WHAT IS BEING ASKED
Please say how many lines in the records below contain the word "JSON". Give the number and nothing more.

(App and web page records)
● ● ● ● ●

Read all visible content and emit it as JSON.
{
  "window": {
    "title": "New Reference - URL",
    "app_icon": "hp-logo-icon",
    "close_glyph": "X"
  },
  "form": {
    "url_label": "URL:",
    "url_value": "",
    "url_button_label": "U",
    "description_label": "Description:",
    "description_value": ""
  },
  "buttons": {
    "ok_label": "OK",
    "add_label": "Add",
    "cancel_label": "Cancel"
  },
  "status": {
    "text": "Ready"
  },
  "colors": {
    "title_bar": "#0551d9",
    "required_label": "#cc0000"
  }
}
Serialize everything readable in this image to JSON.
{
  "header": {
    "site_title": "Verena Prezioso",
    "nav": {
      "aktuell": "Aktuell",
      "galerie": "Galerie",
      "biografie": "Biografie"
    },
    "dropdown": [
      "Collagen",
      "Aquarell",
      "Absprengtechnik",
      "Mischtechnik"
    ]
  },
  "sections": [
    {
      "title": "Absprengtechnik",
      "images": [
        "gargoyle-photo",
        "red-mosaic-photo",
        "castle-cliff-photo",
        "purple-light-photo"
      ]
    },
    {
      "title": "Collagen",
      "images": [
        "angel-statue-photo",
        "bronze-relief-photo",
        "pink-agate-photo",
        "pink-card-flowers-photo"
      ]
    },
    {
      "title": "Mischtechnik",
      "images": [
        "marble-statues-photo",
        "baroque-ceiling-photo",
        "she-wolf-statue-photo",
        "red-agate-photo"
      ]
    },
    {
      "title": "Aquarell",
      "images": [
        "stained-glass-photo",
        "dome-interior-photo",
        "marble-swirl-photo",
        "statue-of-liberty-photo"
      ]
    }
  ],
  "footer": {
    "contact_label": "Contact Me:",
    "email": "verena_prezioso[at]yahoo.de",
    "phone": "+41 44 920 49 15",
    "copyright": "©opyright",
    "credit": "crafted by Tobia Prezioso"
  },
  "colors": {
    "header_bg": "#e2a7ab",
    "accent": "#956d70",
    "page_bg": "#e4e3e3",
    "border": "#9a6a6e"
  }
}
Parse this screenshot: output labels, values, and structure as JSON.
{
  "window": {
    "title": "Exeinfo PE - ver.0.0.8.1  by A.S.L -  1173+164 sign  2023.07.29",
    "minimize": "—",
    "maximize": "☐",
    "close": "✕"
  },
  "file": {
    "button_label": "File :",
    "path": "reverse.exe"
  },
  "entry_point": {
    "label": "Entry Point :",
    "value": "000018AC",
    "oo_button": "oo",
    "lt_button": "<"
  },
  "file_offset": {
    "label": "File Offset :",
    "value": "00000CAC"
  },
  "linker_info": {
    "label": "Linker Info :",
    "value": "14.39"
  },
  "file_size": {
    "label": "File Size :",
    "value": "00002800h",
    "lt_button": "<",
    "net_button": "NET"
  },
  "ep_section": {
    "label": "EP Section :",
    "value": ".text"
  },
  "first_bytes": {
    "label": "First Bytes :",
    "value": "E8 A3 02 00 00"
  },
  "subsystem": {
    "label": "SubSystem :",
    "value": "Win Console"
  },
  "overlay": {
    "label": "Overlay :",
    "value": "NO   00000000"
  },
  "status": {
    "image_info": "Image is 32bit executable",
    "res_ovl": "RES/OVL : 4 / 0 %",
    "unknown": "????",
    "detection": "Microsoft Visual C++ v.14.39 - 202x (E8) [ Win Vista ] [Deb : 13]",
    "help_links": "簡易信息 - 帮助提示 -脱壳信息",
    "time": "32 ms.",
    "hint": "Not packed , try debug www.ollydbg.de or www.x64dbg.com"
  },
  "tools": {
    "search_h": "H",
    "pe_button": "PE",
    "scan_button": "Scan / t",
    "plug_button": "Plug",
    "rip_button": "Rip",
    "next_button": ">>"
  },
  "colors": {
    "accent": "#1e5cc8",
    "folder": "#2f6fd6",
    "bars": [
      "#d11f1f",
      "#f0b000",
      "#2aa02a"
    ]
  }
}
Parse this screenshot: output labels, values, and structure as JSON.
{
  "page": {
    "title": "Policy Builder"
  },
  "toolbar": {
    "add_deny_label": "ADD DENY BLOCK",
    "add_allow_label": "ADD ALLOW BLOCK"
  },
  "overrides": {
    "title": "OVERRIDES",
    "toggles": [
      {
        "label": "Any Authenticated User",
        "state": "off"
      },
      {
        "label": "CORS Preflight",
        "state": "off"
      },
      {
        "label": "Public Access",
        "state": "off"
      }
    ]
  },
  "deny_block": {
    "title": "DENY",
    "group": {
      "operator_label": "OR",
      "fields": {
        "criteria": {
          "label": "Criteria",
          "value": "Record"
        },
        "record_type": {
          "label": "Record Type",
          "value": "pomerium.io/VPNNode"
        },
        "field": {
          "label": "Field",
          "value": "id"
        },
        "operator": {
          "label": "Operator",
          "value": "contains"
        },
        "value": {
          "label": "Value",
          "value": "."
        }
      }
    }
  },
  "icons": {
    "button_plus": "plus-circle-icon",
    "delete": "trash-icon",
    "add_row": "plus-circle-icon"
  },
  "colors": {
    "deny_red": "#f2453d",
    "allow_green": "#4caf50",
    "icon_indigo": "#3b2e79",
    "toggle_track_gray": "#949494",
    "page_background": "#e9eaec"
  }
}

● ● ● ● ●

SOLUTION FOR THIS PROBLEM
4